Task requirements >> Copy all of the records exactly.
Content starts
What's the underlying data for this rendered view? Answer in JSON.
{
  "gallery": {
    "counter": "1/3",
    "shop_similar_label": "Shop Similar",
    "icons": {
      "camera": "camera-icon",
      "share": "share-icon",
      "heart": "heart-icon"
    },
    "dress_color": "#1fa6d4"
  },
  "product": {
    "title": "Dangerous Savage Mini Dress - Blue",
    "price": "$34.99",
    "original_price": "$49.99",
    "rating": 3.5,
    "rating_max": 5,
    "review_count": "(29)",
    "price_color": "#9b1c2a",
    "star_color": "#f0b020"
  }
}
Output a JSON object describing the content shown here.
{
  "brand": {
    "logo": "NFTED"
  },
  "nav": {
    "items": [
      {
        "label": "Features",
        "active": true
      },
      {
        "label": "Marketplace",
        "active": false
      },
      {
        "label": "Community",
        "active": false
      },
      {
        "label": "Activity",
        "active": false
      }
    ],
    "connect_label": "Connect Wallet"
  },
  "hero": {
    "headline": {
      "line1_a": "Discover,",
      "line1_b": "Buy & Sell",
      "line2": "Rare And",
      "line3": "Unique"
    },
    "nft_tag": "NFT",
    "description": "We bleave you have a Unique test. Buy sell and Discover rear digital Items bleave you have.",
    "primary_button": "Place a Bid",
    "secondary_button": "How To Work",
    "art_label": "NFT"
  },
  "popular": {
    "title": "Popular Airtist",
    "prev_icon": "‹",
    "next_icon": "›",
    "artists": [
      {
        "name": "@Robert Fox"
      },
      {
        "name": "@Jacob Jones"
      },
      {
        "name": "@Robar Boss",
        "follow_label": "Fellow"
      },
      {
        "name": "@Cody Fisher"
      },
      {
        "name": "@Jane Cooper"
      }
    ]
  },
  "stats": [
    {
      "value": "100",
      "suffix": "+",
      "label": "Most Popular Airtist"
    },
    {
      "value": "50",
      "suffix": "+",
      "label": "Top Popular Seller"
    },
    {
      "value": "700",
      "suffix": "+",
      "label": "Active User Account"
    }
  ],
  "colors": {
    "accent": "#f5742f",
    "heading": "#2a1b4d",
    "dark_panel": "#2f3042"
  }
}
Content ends
Exercise output >>
What's the underlying data for this rendered view? Answer in JSON.
{
  "gallery": {
    "counter": "1/3",
    "shop_similar_label": "Shop Similar",
    "icons": {
      "camera": "camera-icon",
      "share": "share-icon",
      "heart": "heart-icon"
    },
    "dress_color": "#1fa6d4"
  },
  "product": {
    "title": "Dangerous Savage Mini Dress - Blue",
    "price": "$34.99",
    "original_price": "$49.99",
    "rating": 3.5,
    "rating_max": 5,
    "review_count": "(29)",
    "price_color": "#9b1c2a",
    "star_color": "#f0b020"
  }
}
Output a JSON object describing the content shown here.
{
  "brand": {
    "logo": "NFTED"
  },
  "nav": {
    "items": [
      {
        "label": "Features",
        "active": true
      },
      {
        "label": "Marketplace",
        "active": false
      },
      {
        "label": "Community",
        "active": false
      },
      {
        "label": "Activity",
        "active": false
      }
    ],
    "connect_label": "Connect Wallet"
  },
  "hero": {
    "headline": {
      "line1_a": "Discover,",
      "line1_b": "Buy & Sell",
      "line2": "Rare And",
      "line3": "Unique"
    },
    "nft_tag": "NFT",
    "description": "We bleave you have a Unique test. Buy sell and Discover rear digital Items bleave you have.",
    "primary_button": "Place a Bid",
    "secondary_button": "How To Work",
    "art_label": "NFT"
  },
  "popular": {
    "title": "Popular Airtist",
    "prev_icon": "‹",
    "next_icon": "›",
    "artists": [
      {
        "name": "@Robert Fox"
      },
      {
        "name": "@Jacob Jones"
      },
      {
        "name": "@Robar Boss",
        "follow_label": "Fellow"
      },
      {
        "name": "@Cody Fisher"
      },
      {
        "name": "@Jane Cooper"
      }
    ]
  },
  "stats": [
    {
      "value": "100",
      "suffix": "+",
      "label": "Most Popular Airtist"
    },
    {
      "value": "50",
      "suffix": "+",
      "label": "Top Popular Seller"
    },
    {
      "value": "700",
      "suffix": "+",
      "label": "Active User Account"
    }
  ],
  "colors": {
    "accent": "#f5742f",
    "heading": "#2a1b4d",
    "dark_panel": "#2f3042"
  }
}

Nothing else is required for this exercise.